    27. Programs and Services for Students With Cognitive/ Neurological/Physical Disabilities • Deaf/Hard of Hearing ProgramServes students with severe to profound hearing loss. The majority of students are served in self-contained classrooms and use manual language as their primary means of communication. Resource services are also available for students with moderate to severe hearing losses who are integrated into general education classes at Sullivan. The Deaf/Hard of Hearing Program is housed at Sullivan; itinerant services are offered at all Minneapolis schools.

    28. Programs and Services for Students With Cognitive/ Neurological/Physical Disabilities • Developmental Cognitive Delay (DCD) ProgramServes students with mild to severe mental disabilities whose needs cannot be met in regular classrooms even with support from special education resource teachers (SERTs). Programs serve a large range of students needs, depending on the severity of their disability and type of program needed.  Services are provided in a variety of settings including general and special education classrooms, community environments, and job training sites.  Services include academic skills, functional and adaptive skills, intellectual functioning, social skills and vocational skills. • Locations: Elementary Schools: Bancroft, Bethune, Dowling, Hiawatha, Jefferson, Lake Harriet Upper, Lake Harriet Lower, Lincoln, Pillsbury Middle Schools: Anthony, Anwatin, Folwell, Northeast, Sanford High Schools: Edison, North, Roosevelt, Washburn

    29. Programs and Services for Students With Cognitive/ Neurological/Physical Disabilities • Physical & Other Health Disabilities ProgramServes students who are identified as Physically Impaired (PI), Other Health Disabilities (OHD), or Traumatic Brain Injury (TBI).  Students are served at their school of attendance or at accessible sites with a more comprehensive service model. District consultants provide assistance in planning, evaluation, and developing appropriate programs for all POHI students. 

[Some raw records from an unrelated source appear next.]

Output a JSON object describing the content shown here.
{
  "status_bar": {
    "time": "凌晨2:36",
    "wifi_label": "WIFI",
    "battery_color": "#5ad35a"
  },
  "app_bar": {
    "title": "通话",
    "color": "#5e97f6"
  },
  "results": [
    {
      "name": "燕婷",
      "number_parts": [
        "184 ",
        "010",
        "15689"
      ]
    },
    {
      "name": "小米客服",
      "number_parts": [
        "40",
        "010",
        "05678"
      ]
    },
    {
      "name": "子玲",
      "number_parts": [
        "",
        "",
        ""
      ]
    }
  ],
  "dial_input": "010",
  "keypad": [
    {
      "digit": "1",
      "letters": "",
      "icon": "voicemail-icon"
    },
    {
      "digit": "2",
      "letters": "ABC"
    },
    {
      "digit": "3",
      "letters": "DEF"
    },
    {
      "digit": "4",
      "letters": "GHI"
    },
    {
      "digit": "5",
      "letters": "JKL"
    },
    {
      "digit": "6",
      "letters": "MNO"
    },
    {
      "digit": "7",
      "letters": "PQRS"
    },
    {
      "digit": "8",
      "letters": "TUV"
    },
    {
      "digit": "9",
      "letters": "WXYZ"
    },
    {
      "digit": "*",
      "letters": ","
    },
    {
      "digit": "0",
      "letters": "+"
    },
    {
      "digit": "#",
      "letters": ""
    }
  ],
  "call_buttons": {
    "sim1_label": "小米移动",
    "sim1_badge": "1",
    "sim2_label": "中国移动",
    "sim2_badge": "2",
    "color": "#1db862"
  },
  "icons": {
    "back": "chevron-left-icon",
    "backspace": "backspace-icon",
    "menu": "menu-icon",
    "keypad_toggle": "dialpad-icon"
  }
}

    30. Programs and Services for Students With Cognitive/ Neurological/Physical Disabilities • Physically Impaired ProgramServes students who are identified as Physically Impaired (PI) and are in need of more intensive services.  Offered at Anwatin, Dowling, North, South, Webster, and W. Harry Davis.

    31. CRAWFORD SCHOOL • Program Description: Crawford classrooms are highly structured special education classrooms that provide individualized instruction to a small group of 8 students.  A highly structured proactive approach to teaching appropriate social and classroom behavior is employed in the school.  Behavior management techniques are based on behavioral principles that are supported by research.

    32. NEW HARRISON EDUCATION CENTER • Program Description: New Harrison classrooms are highly structured special education classrooms that provide individualized instruction to a small group of 8 students.  A highly structured proactive approach to teaching appropriate social and classroom behavior is employed in the school.  Behavior management techniques are based on behavioral principles that are supported by research.

    33. TRANSITION PLUS SERVICES • Program Description: Transition Plus Services is a community-based program for secondary students with disabilities ages 18 to 21. The mission of the program is to provide individually designed instruction and service coordination to address transition needs of students as they move from school to community, home, and work environments.

    34. Minneapolis Special Education Student Counts 12/01/05 • ASD 431 • DCD Mi/Mod. 252 • DCD Sev/Prof. 115 • D/HH 114 • Developmental Delay 631 • EBD 936 • OHI 349 • PI 55

    35. Minneapolis Special Education Student Counts 12/01/05Continued • Sev. Mult. Imp. 43 • SNAP 1924 • SLD 476 • Speech/Lang. 685 • TBI 24 • Visual Imp. 18 TOTAL: 6053 Total unofficial enrollment: 38680

    36. QUESTIONS